Loch Lomond And Trossachs National Park Planning Authority
John F Bateman (engineer), circa 1857. Low-lying masonry dam surmounted by fine 9-bay Classical sluice house; fish ladder extending to E; over-spill weir to adjoining to S with separate channel. Predominantly sandstone ashlar; coursed, bull-faced sandstone to sluice house.
FURTHER DESCRIPTION: dam comprises 11 segmental-arched sluice openings housing cast-iron gates. Single-storey, 9-bay, symmetrical sluice house above with slightly advanced pedimented pavilions at centre and end bays. Base course; eaves cornice; regular fenestration with projecting cills and shallow pediment lintels. Timber-panelled entrance doors to side and E elevations of outer pavilion bays. Unusual polygonal glazing pattern with central star motif in iron lights. Stone slab roof. Ramped retaining walls extending to E. Stepped fish ladder to S side of E elevation; stepped sluice falls to N side of E elevation. Overspill weir extending immediately to S into separate channel.
Statement of Special Interest
A fine and remarkably little-altered example of a mid 19th century dam with a handsome sluice house and relatively early example of a fish ladder. The sluice house has a striking presence in the surrounding low-lying countryside.

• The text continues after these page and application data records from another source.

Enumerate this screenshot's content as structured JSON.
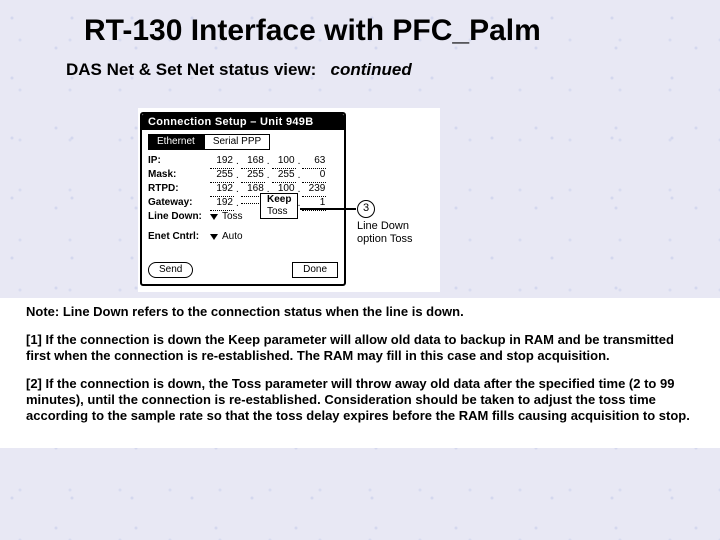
{
  "title": "RT-130 Interface with PFC_Palm",
  "subtitle_main": "DAS Net & Set Net status view:",
  "subtitle_cont": "continued",
  "palm": {
    "titlebar": "Connection Setup – Unit 949B",
    "tabs": {
      "ethernet": "Ethernet",
      "serial": "Serial PPP"
    },
    "labels": {
      "ip": "IP:",
      "mask": "Mask:",
      "rtpd": "RTPD:",
      "gateway": "Gateway:",
      "linedown": "Line Down:",
      "enetcntrl": "Enet Cntrl:"
    },
    "ip": [
      "192",
      "168",
      "100",
      "63"
    ],
    "mask": [
      "255",
      "255",
      "255",
      "0"
    ],
    "rtpd": [
      "192",
      "168",
      "100",
      "239"
    ],
    "gateway": [
      "192",
      "",
      "",
      "1"
    ],
    "linedown_value": "Toss",
    "linedown_options": {
      "keep": "Keep",
      "toss": "Toss"
    },
    "enet_value": "Auto",
    "buttons": {
      "send": "Send",
      "done": "Done"
    }
  },
  "callout": {
    "number": "3",
    "line1": "Line Down",
    "line2": "option Toss"
  },
  "notes": {
    "n0": "Note: Line Down refers to the connection status when the line is down.",
    "n1": "[1] If the connection is down the Keep parameter will allow old data to backup in RAM and be transmitted first when the connection is re-established. The RAM may fill in this case and stop acquisition.",
    "n2": "[2] If the connection is down, the Toss parameter will throw away old data after the specified time (2 to 99 minutes), until the connection is re-established. Consideration should be taken to adjust the toss time according to the sample rate so that the toss delay expires before the RAM fills causing acquisition to stop."
  }
}
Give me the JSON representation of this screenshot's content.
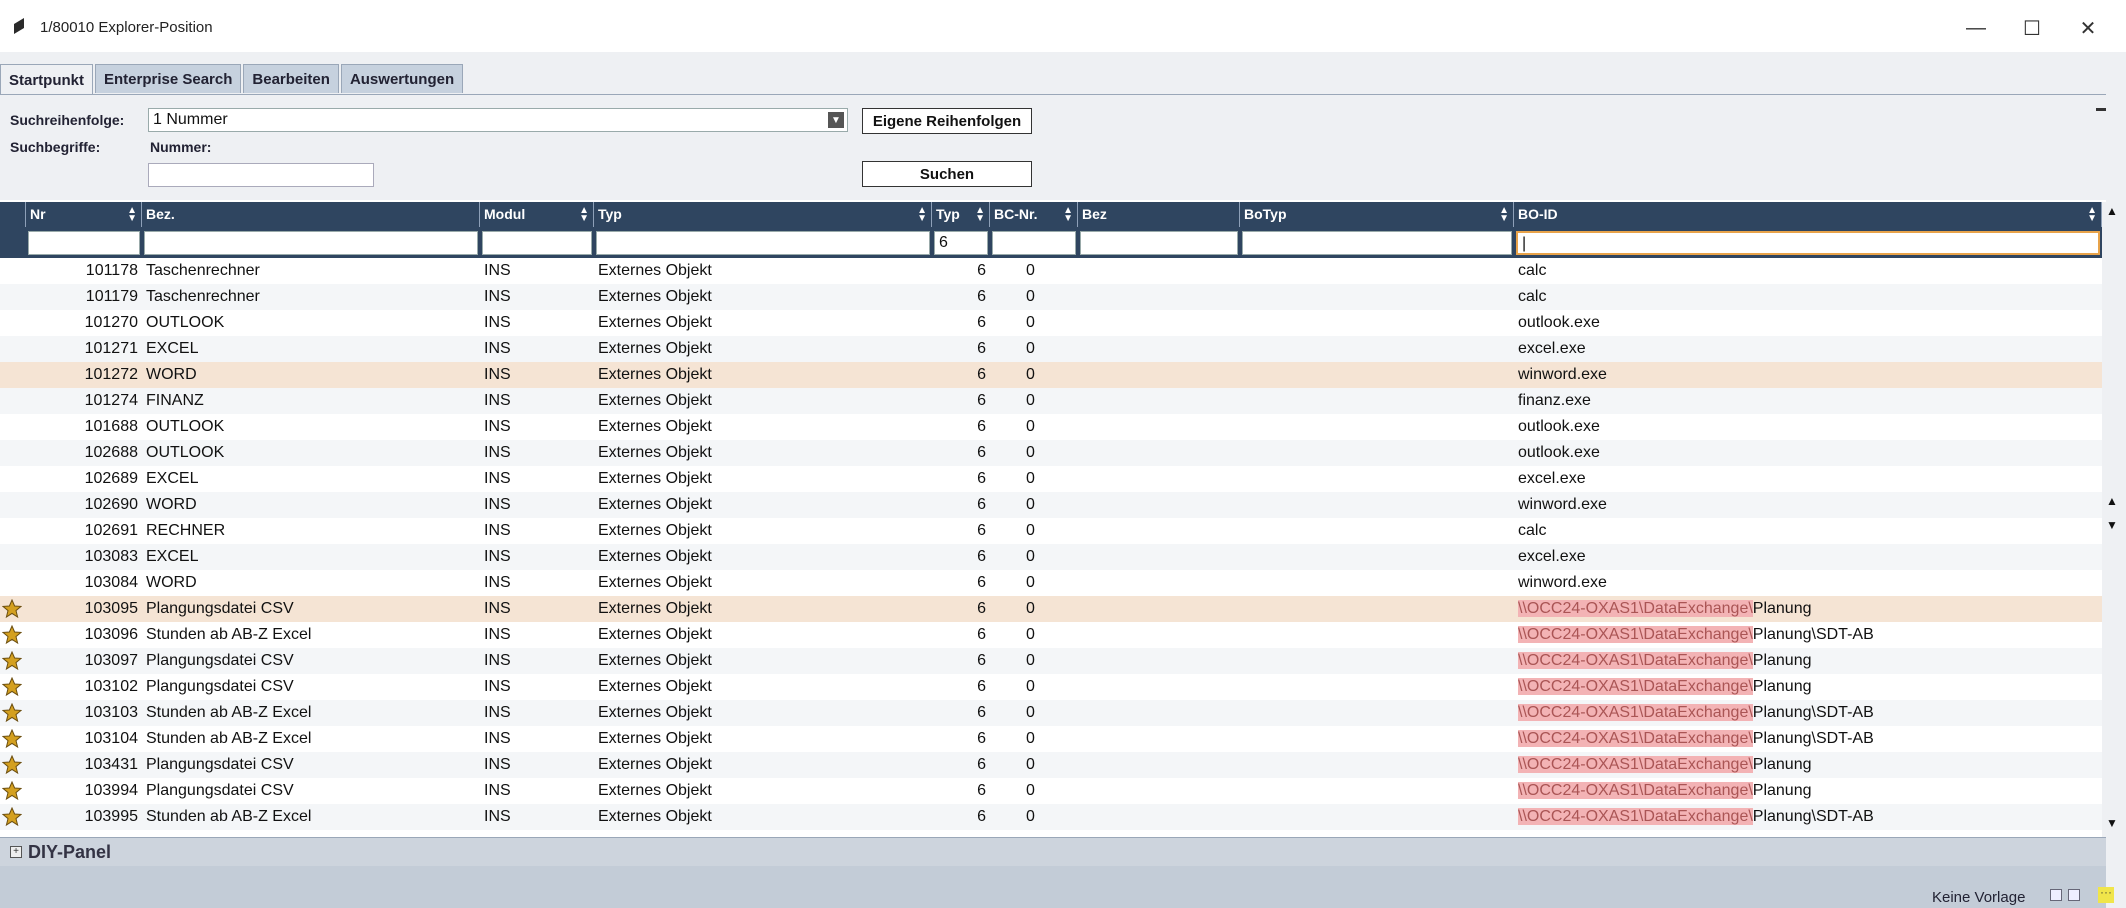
{
  "window": {
    "title": "1/80010 Explorer-Position",
    "minimize": "—",
    "maximize": "☐",
    "close": "✕"
  },
  "tabs": [
    {
      "label": "Startpunkt"
    },
    {
      "label": "Enterprise Search"
    },
    {
      "label": "Bearbeiten"
    },
    {
      "label": "Auswertungen"
    }
  ],
  "search": {
    "order_label": "Suchreihenfolge:",
    "order_value": "1 Nummer",
    "custom_order_button": "Eigene Reihenfolgen",
    "terms_label": "Suchbegriffe:",
    "number_label": "Nummer:",
    "number_value": "",
    "search_button": "Suchen"
  },
  "grid": {
    "columns": [
      {
        "label": "Nr",
        "filter": ""
      },
      {
        "label": "Bez.",
        "filter": ""
      },
      {
        "label": "Modul",
        "filter": ""
      },
      {
        "label": "Typ",
        "filter": ""
      },
      {
        "label": "Typ",
        "filter": "6"
      },
      {
        "label": "BC-Nr.",
        "filter": ""
      },
      {
        "label": "Bez",
        "filter": ""
      },
      {
        "label": "BoTyp",
        "filter": ""
      },
      {
        "label": "BO-ID",
        "filter": "|"
      }
    ],
    "rows": [
      {
        "nr": "101178",
        "bez": "Taschenrechner",
        "modul": "INS",
        "typ": "Externes Objekt",
        "typnr": "6",
        "bc": "0",
        "boid": "calc",
        "boid_hl": "",
        "starred": false
      },
      {
        "nr": "101179",
        "bez": "Taschenrechner",
        "modul": "INS",
        "typ": "Externes Objekt",
        "typnr": "6",
        "bc": "0",
        "boid": "calc",
        "boid_hl": "",
        "starred": false
      },
      {
        "nr": "101270",
        "bez": "OUTLOOK",
        "modul": "INS",
        "typ": "Externes Objekt",
        "typnr": "6",
        "bc": "0",
        "boid": "outlook.exe",
        "boid_hl": "",
        "starred": false
      },
      {
        "nr": "101271",
        "bez": "EXCEL",
        "modul": "INS",
        "typ": "Externes Objekt",
        "typnr": "6",
        "bc": "0",
        "boid": "excel.exe",
        "boid_hl": "",
        "starred": false
      },
      {
        "nr": "101272",
        "bez": "WORD",
        "modul": "INS",
        "typ": "Externes Objekt",
        "typnr": "6",
        "bc": "0",
        "boid": "winword.exe",
        "boid_hl": "",
        "starred": false
      },
      {
        "nr": "101274",
        "bez": "FINANZ",
        "modul": "INS",
        "typ": "Externes Objekt",
        "typnr": "6",
        "bc": "0",
        "boid": "finanz.exe",
        "boid_hl": "",
        "starred": false
      },
      {
        "nr": "101688",
        "bez": "OUTLOOK",
        "modul": "INS",
        "typ": "Externes Objekt",
        "typnr": "6",
        "bc": "0",
        "boid": "outlook.exe",
        "boid_hl": "",
        "starred": false
      },
      {
        "nr": "102688",
        "bez": "OUTLOOK",
        "modul": "INS",
        "typ": "Externes Objekt",
        "typnr": "6",
        "bc": "0",
        "boid": "outlook.exe",
        "boid_hl": "",
        "starred": false
      },
      {
        "nr": "102689",
        "bez": "EXCEL",
        "modul": "INS",
        "typ": "Externes Objekt",
        "typnr": "6",
        "bc": "0",
        "boid": "excel.exe",
        "boid_hl": "",
        "starred": false
      },
      {
        "nr": "102690",
        "bez": "WORD",
        "modul": "INS",
        "typ": "Externes Objekt",
        "typnr": "6",
        "bc": "0",
        "boid": "winword.exe",
        "boid_hl": "",
        "starred": false
      },
      {
        "nr": "102691",
        "bez": "RECHNER",
        "modul": "INS",
        "typ": "Externes Objekt",
        "typnr": "6",
        "bc": "0",
        "boid": "calc",
        "boid_hl": "",
        "starred": false
      },
      {
        "nr": "103083",
        "bez": "EXCEL",
        "modul": "INS",
        "typ": "Externes Objekt",
        "typnr": "6",
        "bc": "0",
        "boid": "excel.exe",
        "boid_hl": "",
        "starred": false
      },
      {
        "nr": "103084",
        "bez": "WORD",
        "modul": "INS",
        "typ": "Externes Objekt",
        "typnr": "6",
        "bc": "0",
        "boid": "winword.exe",
        "boid_hl": "",
        "starred": false
      },
      {
        "nr": "103095",
        "bez": "Plangungsdatei CSV",
        "modul": "INS",
        "typ": "Externes Objekt",
        "typnr": "6",
        "bc": "0",
        "boid_hl": "\\\\OCC24-OXAS1\\DataExchange\\",
        "boid": "Planung",
        "starred": true
      },
      {
        "nr": "103096",
        "bez": "Stunden ab AB-Z Excel",
        "modul": "INS",
        "typ": "Externes Objekt",
        "typnr": "6",
        "bc": "0",
        "boid_hl": "\\\\OCC24-OXAS1\\DataExchange\\",
        "boid": "Planung\\SDT-AB",
        "starred": true
      },
      {
        "nr": "103097",
        "bez": "Plangungsdatei CSV",
        "modul": "INS",
        "typ": "Externes Objekt",
        "typnr": "6",
        "bc": "0",
        "boid_hl": "\\\\OCC24-OXAS1\\DataExchange\\",
        "boid": "Planung",
        "starred": true
      },
      {
        "nr": "103102",
        "bez": "Plangungsdatei CSV",
        "modul": "INS",
        "typ": "Externes Objekt",
        "typnr": "6",
        "bc": "0",
        "boid_hl": "\\\\OCC24-OXAS1\\DataExchange\\",
        "boid": "Planung",
        "starred": true
      },
      {
        "nr": "103103",
        "bez": "Stunden ab AB-Z Excel",
        "modul": "INS",
        "typ": "Externes Objekt",
        "typnr": "6",
        "bc": "0",
        "boid_hl": "\\\\OCC24-OXAS1\\DataExchange\\",
        "boid": "Planung\\SDT-AB",
        "starred": true
      },
      {
        "nr": "103104",
        "bez": "Stunden ab AB-Z Excel",
        "modul": "INS",
        "typ": "Externes Objekt",
        "typnr": "6",
        "bc": "0",
        "boid_hl": "\\\\OCC24-OXAS1\\DataExchange\\",
        "boid": "Planung\\SDT-AB",
        "starred": true
      },
      {
        "nr": "103431",
        "bez": "Plangungsdatei CSV",
        "modul": "INS",
        "typ": "Externes Objekt",
        "typnr": "6",
        "bc": "0",
        "boid_hl": "\\\\OCC24-OXAS1\\DataExchange\\",
        "boid": "Planung",
        "starred": true
      },
      {
        "nr": "103994",
        "bez": "Plangungsdatei CSV",
        "modul": "INS",
        "typ": "Externes Objekt",
        "typnr": "6",
        "bc": "0",
        "boid_hl": "\\\\OCC24-OXAS1\\DataExchange\\",
        "boid": "Planung",
        "starred": true
      },
      {
        "nr": "103995",
        "bez": "Stunden ab AB-Z Excel",
        "modul": "INS",
        "typ": "Externes Objekt",
        "typnr": "6",
        "bc": "0",
        "boid_hl": "\\\\OCC24-OXAS1\\DataExchange\\",
        "boid": "Planung\\SDT-AB",
        "starred": true
      }
    ],
    "selected_rows": [
      4,
      13
    ]
  },
  "diy_panel": {
    "title": "DIY-Panel"
  },
  "status": {
    "template": "Keine Vorlage",
    "more": "···"
  },
  "colors": {
    "header_bg": "#2f4560",
    "selected_row": "#f5e4d4",
    "path_highlight": "#f3b3b5",
    "star": "#d4a020"
  }
}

The dam was built as part of the Glasgow Corporation Water Works system from Loch Katrine (see below for significance of the scheme as a whole). Prior to the implementation of this scheme, the water from Loch Katrine fed into the River Forth via the River Teith. In order to prevent the water levels in these two rivers dropping significantly, Loch Venachar was dammed to form a compensation reservoir, its height being raised by about 5 feet. Water feeds continuously through the sluices and fish ladder into a man-made channel that drains into the Eas Gobhain river (a tributary of the Teith). The weir adjoining the sluice allows water in the Loch to feed into the original line of the Eas Gobhain.
The Glasgow Corporation Water Works system, which brings water down to Glasgow from Loch Katrine, was admired internationally as an engineering marvel when it was opened in 1860. It was one of the most ambitious civil engineering schemes to have been undertaken in Europe since Antiquity, employing the most advanced surveying and construction techniques available. The scheme represents the golden age of municipal activity in Scotland and not only provided Glasgow with fresh drinking water, thereby paving the way for a significant increase in hygiene and living standards, but also a source of hydraulic power that was indispensable to the growth of Glasgow's industry as a cheap and clean means of lifting and moving heavy plant in docks, shipyards and warehouses. The civic pride in this achievement is visible in every structure connected with the scheme, from the neatly-detailed gates and railings along its route, to the massive masonry structures and iron troughs that carry the conduit and, in most cases, have withstood without failure or noticeable deterioration the daily pressure of many millions of gallons of water for well over 100 years.
Glasgow's Lord Provost, Robert Stewart (1810-66) was the driving force behind the implementation of a municipally-owned water scheme to provide clean water to Glasgow's rapidly increasing population. Loch Katrine was identified as a suitable supply and after some objections from various parties, an Act of Parliament authorising the scheme was passed in 1855. The scheme was built in two main phases following this Act and another 1885. The 1855 scheme was opened by Queen Victoria in 1859 and was fully operational by 1860.
John Frederick Bateman (1810-1889) was chosen as the engineer for the scheme and construction work commenced in 1856. Bateman was to become one of the world's most eminent water engineers, and worked on a number of other water supply schemes in Britain, Europe and Asia. He was assisted by James Morrison Gale (1830-1905), who on the completion of the initial scheme in 1859 was appointed Water Engineer for the City of Glasgow, a post he held till 1902. Gale was responsible for over-seeing the incremental expansion of the first scheme during the 1860s and '70s and the building of the second aqueduct from 1885 onwards.
List description updated following the thematic review of Loch Katrine water supply system in 2008.